One of the advantages of vege growing is that, even when it seems like there’s nothing to harvest, there’s always enough for a hearty soup. I finely chop whatever I have at hand (at the moment that means lots of parsley in every pot). Kale, which I still find intolerable raw in salads, adds nutrition while my current glut of celeriac means I don’t need to buy celery (lucky, because I don’t have any in my garden). Save the green parts of leeks to make vege stock and the skinny cloves from garlic seed bulbs (see over the page). Incidentally, sow peas now for pea and ham soup. Sow as thick as microgreens, and harvest by the clump to throw into soups just before serving.
CHECK STORED SPUDS, ONIONS & PUMPKINS
The old adage that one bad apple spoils the lot is also true of stored vegetable crops such as potatoes and onions. Once rot sets in, the spores spread rapidly and can ruin everything you have in storage, especially if the first tuber or bulb to disintegrate is out of sight at the bottom of the box. I went through my onions (pictured) this week and quite a few felt slightly soft, so we ate them before they went to waste.
PUT A STOP TO RODENT RAIDS
You can hardly blame them, but rats and mice are no fools when it comes to winter foraging. I’ve been trying to grow apricot and plum trees from their shelled pits and this week a mouse found my seed tray and carefully dug up every single kernel. If you have a garden shed, they will find a way in then eat anything in sight, from seeds to nuts, pumpkins and cheese helpfully spiked on a small trap. Lay bait now in pet-proof bait traps. I also keep my seed packets, open and unopened, inside a metal lock-box that they can’t get their paws into. It was an investment that has paid off.
DIG HOLES TO PLANT NEW FRUIT TREES
One of my favourite old pieces of gardening advice is to ‘‘dig the holes before you buy trees’’. I mean, who does that? Who among us has never succumbed to a spot of impulse shopping, especially on the fruit tree front? But if you do know what you want – and where it’s going to go – then start digging big holes now because new season’s fruit trees are starting to arrive in garden centres now.

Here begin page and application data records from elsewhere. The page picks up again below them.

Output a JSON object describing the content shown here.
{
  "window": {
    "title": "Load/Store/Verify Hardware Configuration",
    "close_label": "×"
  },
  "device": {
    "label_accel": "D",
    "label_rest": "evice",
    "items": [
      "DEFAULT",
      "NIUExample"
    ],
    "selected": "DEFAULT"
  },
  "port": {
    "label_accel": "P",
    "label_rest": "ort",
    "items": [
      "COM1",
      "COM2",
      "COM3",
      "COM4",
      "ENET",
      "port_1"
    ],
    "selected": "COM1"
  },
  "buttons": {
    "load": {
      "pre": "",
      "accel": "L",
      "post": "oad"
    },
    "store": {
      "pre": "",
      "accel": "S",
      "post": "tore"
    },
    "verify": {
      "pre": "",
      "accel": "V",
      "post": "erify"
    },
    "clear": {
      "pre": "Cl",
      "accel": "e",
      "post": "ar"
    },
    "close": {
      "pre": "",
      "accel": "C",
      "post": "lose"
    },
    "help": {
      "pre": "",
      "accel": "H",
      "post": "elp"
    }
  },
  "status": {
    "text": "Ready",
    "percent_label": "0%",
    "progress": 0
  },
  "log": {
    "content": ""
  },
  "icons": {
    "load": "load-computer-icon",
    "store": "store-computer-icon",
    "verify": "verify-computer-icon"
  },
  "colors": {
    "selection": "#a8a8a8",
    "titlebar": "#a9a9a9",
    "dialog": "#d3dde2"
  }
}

This column is adapted from the weekly e-zine, get growing, from New Zealand Gardener magazine. For gardening advice delivered to your inbox every Friday, sign up for Get Growing at: getgrowing.co.nz